Where next for town centres?

The landslide victory for the Conservatives was underpinned by winning many deprived towns across the country, which has placed high street regeneration high on the political agenda.

Housing Secretary Jenrick yesterday put some meat on the bones confirming the government is keen on a housing-led regeneration of our high-streets.

From Redcar to Bridgend the Conservatives now represent many parts of the country that observers say have been ‘left behind’ and ‘deprived’. So, where next for town centres and high street regeneration? What opportunities and challenges will there be for developers working in this space over the next few years?

One example of forward-thinking change comes from Stevenage. The Labour run council’s development partner recently submitted its proposals to transform the town centre. The application is a mix of 1800 new homes, 3500 sqm of new retail and commercial space, a new public square and park, as well as a new public services hub and a new primary school. With retail struggling, Stevenage is repositioning its town centre, adapting it to the changing market conditions.

Councillors realise matters of planning can be the difference between votes won or lost at local elections and high streets are a very emotive topic. Their constituents often make their displeasure known about derelict buildings because there is a perception that they attract anti-social behaviour.

Whilst some councillors of an older vintage may hark back to the view of town centres being primarily A1 retail led, not the café culture of today, there is across all political parties a drive to modernize and improve town centres for the future.  But councillors like to hear a good business or social case presented to accept change at planning committee, particularly as their policy is still trying to play catch-up. 

One example is in Bolton. The £1.5bn regeneration plan includes outlying towns like Farnworth, Horwich and Westhoughton as well as Bolton town centre itself. The masterplan was drawn up under a Labour run council, but since May 2019 the council has been run by a Conservative-led administration who have continued the project. The Conservatives only criticism of the Labour plan was that it wasn’t started sooner.

Lib Dem run Kingston Council have also recognized the need for change. The leader Cllr Liz Green, commenting on their plans to develop a future vision for Kingston town centre has said; “Town centres across the country are needing to adapt to a change in the retail landscape with the growth in online shopping. In addition, there is a need for more homes as the population in London continues to rise”.

Planning rules that came in last year show the trajectory in government thinking on this, permitted development rights were widened to allow the conversion of some tertiary shops and hot food takeaways to residential. However, local people often instinctively want to keep retail, lobbying their councillors to vote against plans to change the use. Councillors may then bow to public pressure on unpopular planning applications that lose retail units to housing, even though they are aware of the economic arguments against keeping shops.
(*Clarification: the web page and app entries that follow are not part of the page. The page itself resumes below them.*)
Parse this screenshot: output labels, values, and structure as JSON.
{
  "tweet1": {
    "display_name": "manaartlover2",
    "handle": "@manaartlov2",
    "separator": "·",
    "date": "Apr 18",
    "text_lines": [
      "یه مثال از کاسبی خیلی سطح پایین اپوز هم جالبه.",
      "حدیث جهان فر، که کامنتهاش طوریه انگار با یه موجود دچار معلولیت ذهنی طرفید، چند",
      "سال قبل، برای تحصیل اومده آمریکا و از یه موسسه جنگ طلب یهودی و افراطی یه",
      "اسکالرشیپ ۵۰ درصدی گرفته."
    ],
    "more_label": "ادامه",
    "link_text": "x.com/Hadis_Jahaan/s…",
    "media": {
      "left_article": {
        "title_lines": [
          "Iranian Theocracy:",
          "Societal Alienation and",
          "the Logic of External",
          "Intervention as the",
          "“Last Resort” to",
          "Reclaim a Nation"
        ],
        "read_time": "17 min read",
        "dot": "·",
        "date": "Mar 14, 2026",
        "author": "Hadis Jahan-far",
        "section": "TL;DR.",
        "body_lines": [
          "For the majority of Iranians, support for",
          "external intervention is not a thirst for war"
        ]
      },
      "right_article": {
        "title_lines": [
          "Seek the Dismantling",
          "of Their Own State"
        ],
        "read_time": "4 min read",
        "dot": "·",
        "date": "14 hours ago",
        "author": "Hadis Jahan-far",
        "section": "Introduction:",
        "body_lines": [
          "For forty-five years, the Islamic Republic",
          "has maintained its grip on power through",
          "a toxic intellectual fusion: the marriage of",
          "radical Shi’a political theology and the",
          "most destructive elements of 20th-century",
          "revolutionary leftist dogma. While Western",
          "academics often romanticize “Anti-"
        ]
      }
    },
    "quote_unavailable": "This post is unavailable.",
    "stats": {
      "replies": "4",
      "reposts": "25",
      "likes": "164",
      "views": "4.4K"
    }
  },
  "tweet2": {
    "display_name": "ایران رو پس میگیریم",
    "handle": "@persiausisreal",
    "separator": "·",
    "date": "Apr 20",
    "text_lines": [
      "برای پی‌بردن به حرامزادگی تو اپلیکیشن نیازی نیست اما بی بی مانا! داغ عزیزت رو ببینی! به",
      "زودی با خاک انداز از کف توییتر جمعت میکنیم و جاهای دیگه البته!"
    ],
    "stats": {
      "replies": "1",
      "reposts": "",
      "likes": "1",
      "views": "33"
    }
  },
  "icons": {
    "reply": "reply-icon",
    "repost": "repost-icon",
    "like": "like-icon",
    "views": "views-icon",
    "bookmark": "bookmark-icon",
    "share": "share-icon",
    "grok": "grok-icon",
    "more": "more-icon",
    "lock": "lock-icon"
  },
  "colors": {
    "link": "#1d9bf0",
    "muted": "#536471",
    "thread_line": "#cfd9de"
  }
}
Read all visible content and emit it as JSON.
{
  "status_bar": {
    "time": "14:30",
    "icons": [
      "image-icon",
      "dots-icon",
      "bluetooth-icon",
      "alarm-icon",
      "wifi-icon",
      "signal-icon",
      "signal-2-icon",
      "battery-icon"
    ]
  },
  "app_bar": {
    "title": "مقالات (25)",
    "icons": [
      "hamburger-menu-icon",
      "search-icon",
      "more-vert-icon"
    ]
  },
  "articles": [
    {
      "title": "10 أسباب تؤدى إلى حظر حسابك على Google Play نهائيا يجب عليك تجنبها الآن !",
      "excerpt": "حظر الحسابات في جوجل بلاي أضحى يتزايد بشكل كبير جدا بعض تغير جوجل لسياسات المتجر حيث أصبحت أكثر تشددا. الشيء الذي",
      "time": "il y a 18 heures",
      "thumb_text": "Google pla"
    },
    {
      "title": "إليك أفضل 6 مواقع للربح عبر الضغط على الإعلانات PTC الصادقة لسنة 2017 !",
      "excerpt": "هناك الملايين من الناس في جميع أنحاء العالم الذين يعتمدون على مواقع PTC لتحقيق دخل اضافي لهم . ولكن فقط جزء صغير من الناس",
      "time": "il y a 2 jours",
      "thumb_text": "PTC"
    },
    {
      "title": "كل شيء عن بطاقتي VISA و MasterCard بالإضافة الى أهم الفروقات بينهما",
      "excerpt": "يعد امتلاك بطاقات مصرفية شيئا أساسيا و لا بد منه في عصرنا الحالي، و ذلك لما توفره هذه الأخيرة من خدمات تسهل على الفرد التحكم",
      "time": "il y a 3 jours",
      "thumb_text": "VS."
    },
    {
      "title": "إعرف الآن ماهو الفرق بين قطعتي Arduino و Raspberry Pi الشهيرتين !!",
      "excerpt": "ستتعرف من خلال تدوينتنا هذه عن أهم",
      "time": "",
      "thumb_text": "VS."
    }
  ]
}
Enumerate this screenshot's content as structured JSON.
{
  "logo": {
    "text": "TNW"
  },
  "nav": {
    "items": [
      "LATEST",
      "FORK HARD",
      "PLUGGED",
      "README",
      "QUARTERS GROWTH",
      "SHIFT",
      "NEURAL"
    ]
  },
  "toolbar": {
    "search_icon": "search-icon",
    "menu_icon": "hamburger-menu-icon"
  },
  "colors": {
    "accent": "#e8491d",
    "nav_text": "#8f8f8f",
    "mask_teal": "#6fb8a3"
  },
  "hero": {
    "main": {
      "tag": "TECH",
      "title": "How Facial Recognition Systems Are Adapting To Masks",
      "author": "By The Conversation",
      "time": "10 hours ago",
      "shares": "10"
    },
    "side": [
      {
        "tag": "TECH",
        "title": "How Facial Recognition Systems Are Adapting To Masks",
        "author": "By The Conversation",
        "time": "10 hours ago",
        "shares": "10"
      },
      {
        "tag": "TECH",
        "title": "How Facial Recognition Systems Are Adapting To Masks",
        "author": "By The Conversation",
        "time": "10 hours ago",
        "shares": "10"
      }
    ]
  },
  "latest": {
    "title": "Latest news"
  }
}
Alternative uses for the high street, like hotels, offices, restaurants and gyms are being considered by councils across the country, but updates to local plans are slow. The London Plan includes a policy on increasing the amount of hotel rooms in the capital. With tourism a growth industry, there are opportunities for developers here, particularly given the amount of department stores like Debenhams and House of Fraser becoming vacant.

Whilst the Conservatives at a national level might be driving forward policy changes around permitted development, putting money into the Future High Streets Fund and cutting business rates for shops, cinemas, restaurants and hotels, councils represented by all the main parties are slowly accepting and embracing change.

Many local plans though still reflect a view of the high street as A1 retail led, and developers looking to convert a Debenhams or BHS in a town centre location may still run up against policy.

To achieve planning permission, developers should look to use community support for regeneration as well as convince councillors of the business case, both economic and social for any changes. Thorncliffe have plenty of experience in this area. If you have a site on the high street you are regenerating, do not hesitate to contact us.